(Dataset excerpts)
====================
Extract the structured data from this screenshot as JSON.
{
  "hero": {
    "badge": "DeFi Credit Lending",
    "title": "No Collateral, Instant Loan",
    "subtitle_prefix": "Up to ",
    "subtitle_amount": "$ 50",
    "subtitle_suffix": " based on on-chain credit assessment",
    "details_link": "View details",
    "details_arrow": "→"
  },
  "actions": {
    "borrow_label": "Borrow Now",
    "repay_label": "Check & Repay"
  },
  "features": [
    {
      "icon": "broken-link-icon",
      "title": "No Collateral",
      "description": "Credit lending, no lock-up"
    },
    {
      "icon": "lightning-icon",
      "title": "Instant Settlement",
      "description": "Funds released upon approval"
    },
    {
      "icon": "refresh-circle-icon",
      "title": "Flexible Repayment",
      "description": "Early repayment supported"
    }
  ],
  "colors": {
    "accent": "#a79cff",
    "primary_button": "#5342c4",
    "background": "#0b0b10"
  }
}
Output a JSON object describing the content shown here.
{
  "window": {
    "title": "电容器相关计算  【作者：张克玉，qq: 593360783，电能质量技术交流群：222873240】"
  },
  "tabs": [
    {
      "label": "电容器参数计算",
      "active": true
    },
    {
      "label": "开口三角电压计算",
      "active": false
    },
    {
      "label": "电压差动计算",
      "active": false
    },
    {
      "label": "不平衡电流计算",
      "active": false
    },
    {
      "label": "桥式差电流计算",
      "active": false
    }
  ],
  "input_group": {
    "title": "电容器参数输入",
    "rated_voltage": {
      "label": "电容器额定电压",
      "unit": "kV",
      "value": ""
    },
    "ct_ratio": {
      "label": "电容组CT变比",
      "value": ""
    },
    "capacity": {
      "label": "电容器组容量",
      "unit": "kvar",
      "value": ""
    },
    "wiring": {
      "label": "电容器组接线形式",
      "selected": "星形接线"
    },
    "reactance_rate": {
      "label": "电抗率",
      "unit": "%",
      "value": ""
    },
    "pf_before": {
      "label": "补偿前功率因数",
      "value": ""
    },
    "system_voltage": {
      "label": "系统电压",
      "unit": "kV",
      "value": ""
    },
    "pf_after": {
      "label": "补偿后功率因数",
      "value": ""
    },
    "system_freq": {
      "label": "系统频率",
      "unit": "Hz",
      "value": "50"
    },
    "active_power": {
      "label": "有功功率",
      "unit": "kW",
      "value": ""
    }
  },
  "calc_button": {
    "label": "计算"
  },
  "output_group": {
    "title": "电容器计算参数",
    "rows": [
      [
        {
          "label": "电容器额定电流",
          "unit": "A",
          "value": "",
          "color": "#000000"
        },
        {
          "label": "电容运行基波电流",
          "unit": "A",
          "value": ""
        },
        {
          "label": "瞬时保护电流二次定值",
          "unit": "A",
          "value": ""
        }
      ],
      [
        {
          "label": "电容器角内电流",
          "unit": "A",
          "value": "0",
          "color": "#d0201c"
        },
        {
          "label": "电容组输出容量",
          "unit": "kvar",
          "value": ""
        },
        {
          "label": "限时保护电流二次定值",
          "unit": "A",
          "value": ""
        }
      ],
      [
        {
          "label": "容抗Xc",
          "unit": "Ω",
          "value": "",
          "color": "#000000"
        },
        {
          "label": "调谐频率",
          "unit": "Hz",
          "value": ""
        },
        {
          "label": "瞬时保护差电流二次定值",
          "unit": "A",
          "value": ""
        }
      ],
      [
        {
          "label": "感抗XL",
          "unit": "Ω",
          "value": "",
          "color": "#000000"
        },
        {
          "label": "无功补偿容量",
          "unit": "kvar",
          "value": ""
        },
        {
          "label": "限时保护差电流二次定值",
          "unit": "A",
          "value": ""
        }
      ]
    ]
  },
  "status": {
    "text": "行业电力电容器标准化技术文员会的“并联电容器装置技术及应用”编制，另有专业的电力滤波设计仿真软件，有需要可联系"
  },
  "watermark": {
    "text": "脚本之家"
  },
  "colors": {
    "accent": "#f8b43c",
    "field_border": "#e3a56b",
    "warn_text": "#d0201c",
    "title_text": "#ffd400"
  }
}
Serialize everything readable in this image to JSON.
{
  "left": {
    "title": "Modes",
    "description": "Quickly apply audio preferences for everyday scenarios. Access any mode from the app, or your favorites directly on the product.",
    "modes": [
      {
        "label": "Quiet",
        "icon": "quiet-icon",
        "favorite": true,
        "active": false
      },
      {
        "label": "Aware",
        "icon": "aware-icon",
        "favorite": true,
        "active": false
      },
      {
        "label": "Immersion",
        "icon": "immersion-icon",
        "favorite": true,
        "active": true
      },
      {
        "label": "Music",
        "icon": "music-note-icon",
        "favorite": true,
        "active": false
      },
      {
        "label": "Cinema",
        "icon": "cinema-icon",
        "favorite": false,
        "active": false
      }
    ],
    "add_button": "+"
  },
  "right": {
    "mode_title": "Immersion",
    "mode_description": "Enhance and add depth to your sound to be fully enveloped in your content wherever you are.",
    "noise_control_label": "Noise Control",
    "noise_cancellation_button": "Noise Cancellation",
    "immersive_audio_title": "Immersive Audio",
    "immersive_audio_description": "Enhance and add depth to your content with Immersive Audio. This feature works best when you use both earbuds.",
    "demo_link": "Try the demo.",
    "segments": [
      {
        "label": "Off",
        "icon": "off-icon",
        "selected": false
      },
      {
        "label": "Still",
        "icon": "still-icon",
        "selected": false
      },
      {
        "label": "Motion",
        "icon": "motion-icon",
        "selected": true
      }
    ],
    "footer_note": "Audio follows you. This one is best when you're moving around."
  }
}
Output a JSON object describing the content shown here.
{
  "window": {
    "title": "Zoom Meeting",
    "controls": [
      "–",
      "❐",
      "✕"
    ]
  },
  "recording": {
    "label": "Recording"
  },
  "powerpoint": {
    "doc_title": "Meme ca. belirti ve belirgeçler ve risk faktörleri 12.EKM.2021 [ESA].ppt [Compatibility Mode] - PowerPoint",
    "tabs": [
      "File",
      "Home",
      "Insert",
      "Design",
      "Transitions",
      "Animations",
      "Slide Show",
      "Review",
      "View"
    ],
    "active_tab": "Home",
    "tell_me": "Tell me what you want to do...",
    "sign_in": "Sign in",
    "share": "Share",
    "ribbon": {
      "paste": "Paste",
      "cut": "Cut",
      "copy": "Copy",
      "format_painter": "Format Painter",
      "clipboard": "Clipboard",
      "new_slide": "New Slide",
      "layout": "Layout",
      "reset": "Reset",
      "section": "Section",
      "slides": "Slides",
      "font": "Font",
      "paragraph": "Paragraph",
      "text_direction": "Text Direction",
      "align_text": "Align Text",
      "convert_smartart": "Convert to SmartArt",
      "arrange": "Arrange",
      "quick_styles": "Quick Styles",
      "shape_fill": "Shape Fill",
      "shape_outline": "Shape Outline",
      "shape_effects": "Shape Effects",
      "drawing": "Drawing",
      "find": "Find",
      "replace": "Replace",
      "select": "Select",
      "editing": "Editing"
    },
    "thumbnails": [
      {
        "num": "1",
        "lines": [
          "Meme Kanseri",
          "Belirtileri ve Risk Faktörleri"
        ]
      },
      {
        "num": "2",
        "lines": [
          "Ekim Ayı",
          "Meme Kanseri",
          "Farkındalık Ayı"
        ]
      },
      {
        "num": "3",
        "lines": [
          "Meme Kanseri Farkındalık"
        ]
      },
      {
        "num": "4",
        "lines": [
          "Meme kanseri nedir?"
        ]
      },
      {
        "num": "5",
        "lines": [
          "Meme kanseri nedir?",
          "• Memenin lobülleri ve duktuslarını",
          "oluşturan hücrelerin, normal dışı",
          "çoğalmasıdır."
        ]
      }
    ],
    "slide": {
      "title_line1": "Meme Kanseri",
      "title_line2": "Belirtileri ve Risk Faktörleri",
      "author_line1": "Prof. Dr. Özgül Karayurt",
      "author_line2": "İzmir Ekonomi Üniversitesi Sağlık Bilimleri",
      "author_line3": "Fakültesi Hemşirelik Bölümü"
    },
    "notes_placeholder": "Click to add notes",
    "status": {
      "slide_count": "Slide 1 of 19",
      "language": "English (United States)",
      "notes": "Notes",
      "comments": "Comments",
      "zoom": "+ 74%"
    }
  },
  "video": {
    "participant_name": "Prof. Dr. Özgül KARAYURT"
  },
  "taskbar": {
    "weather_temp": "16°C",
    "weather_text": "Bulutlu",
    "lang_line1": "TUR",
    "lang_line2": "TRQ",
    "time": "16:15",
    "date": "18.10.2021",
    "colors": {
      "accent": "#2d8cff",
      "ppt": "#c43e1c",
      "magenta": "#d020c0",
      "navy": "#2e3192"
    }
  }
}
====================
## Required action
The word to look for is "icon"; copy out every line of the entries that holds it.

## Exercise answer
      "icon": "broken-link-icon",
      "icon": "lightning-icon",
      "icon": "refresh-circle-icon",
        "icon": "quiet-icon",
        "icon": "aware-icon",
        "icon": "immersion-icon",
        "icon": "music-note-icon",
        "icon": "cinema-icon",
        "icon": "off-icon",
        "icon": "still-icon",
        "icon": "motion-icon",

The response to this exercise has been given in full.